Still, the approach has its advantages. Minor characters and day players (here extending to the calibre of Arrested Development's Alia Shawkat and Funny People's Aubrey Plaza) get whole paragraphs and monologues to themselves, and it gives a quartet of very appealing young actresses the kind of lines and ideas to play with that they're unlikely to get in the multiplex romantic comedies that might be lurking in wait for them two or three years down the line. Gerwig, the mumblecore postergirl whose support for the script apparently helped get the film greenlit, is rewarded for her loyalty with a lavish tap-dancing number that expands some way beyond Disco's mirrorball scenes, but the film also grants major career boosts to her fellow damsels: Tipton, proof you can graduate from America's Next Top Model and still appear smart, funny and judicious in your choices; Carrie MacLemore, in what we might call the Amanda Seyfried role as the sort of sweetly, breathlessly dumb young woman only a truly intelligent performer might keep from toppling over into outright caricature; and Megalyn Echikunwoke, blessed with the irresistible combo of a plummy English accent and perfect timing, whose riffs on "playboy-slash-operat-or type behaviour" may just be the funniest thing here.
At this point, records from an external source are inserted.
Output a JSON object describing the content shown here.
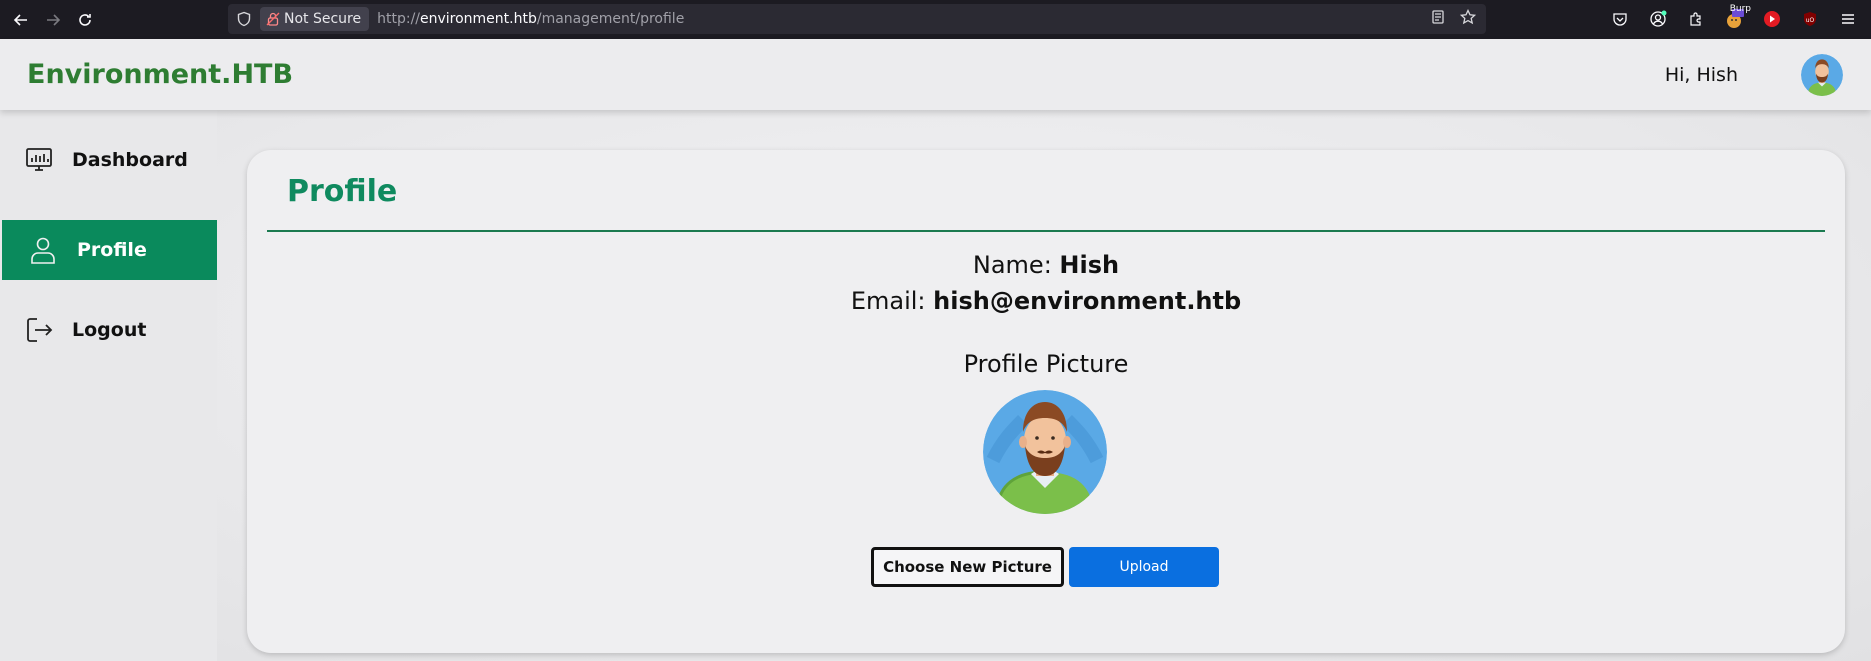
{
  "browser": {
    "security_label": "Not Secure",
    "url_scheme": "http://",
    "url_host": "environment.htb",
    "url_path": "/management/profile",
    "extension_badge": "Burp"
  },
  "header": {
    "brand": "Environment.HTB",
    "greeting": "Hi, Hish"
  },
  "sidebar": {
    "items": [
      {
        "label": "Dashboard",
        "icon": "dashboard-monitor-icon",
        "active": false
      },
      {
        "label": "Profile",
        "icon": "user-icon",
        "active": true
      },
      {
        "label": "Logout",
        "icon": "logout-icon",
        "active": false
      }
    ]
  },
  "profile": {
    "title": "Profile",
    "name_label": "Name:",
    "name_value": "Hish",
    "email_label": "Email:",
    "email_value": "hish@environment.htb",
    "picture_label": "Profile Picture",
    "choose_button": "Choose New Picture",
    "upload_button": "Upload"
  },
  "colors": {
    "brand": "#2e7d32",
    "accent": "#0a8a5c",
    "upload": "#0a6fe0"
  }
}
I say may, because Stillman clearly remains a matter of personal taste. Somewhere within Damsels, there lurks the suspicion the director may be faking the kind of gaucherie the movies lap up nowadays; it rears its head most obviously in the closing moments, when he gives Tipton a big assimilation speech damning the cult of cool, and stressing that the uniqueness we prize in others too often manifests itself in the form of colossal pains in the neck. "What we need," our heroine concludes, "is a large mass of normal people" - and Damsels in Distress, which ends with an attempt to start a dance craze and a rainbow in the sky, may just be the closest Stillman comes to making a "normal" film without selling out altogether. We can hardly blame an indie filmmaker for wanting to come in from the cold, though, and this sundappled opus at the very least returns to circulation a voice that, in its gender balance and rarefied vocabulary, provides a welcome alternative to the relentless knob gags of so much mainstream comedy. Nobody else working in 2012 would have one of their college-age characters ask, in all apparent seriousness, "you've entirely dropped your allegiance to the Cathar faith?" - even if they are alluding to sodomy.
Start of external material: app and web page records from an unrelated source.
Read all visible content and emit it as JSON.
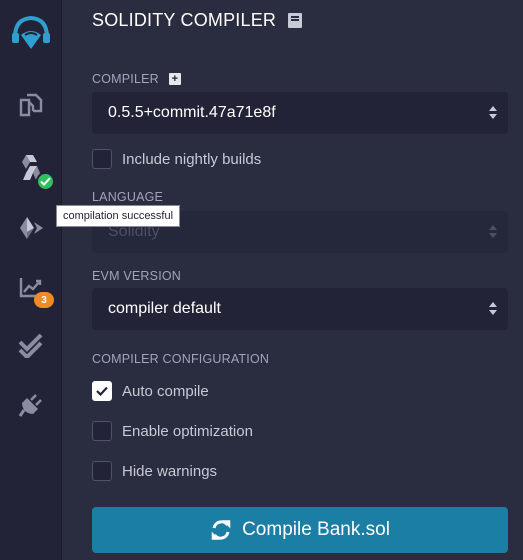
{
  "sidebar": {
    "items": [
      {
        "name": "logo-icon"
      },
      {
        "name": "file-explorer-icon"
      },
      {
        "name": "solidity-compiler-icon",
        "status": "compilation successful"
      },
      {
        "name": "deploy-run-icon"
      },
      {
        "name": "analysis-icon",
        "badge": "3"
      },
      {
        "name": "testing-icon"
      },
      {
        "name": "plugin-manager-icon"
      }
    ],
    "tooltip": "compilation successful",
    "analysis_badge": "3"
  },
  "panel": {
    "title": "SOLIDITY COMPILER",
    "compiler_label": "COMPILER",
    "compiler_value": "0.5.5+commit.47a71e8f",
    "nightly_label": "Include nightly builds",
    "nightly_checked": false,
    "language_label": "LANGUAGE",
    "language_value": "Solidity",
    "evm_label": "EVM VERSION",
    "evm_value": "compiler default",
    "config_label": "COMPILER CONFIGURATION",
    "options": [
      {
        "label": "Auto compile",
        "checked": true
      },
      {
        "label": "Enable optimization",
        "checked": false
      },
      {
        "label": "Hide warnings",
        "checked": false
      }
    ],
    "compile_button": "Compile Bank.sol"
  },
  "colors": {
    "accent": "#1b7ea4",
    "success": "#2fbf5f",
    "warning_badge": "#f08a24",
    "panel_bg": "#2a2c3f",
    "sidebar_bg": "#222336"
  }
}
Damsels in Distress opens in selected cinemas from Friday.

No comments:

Post a Comment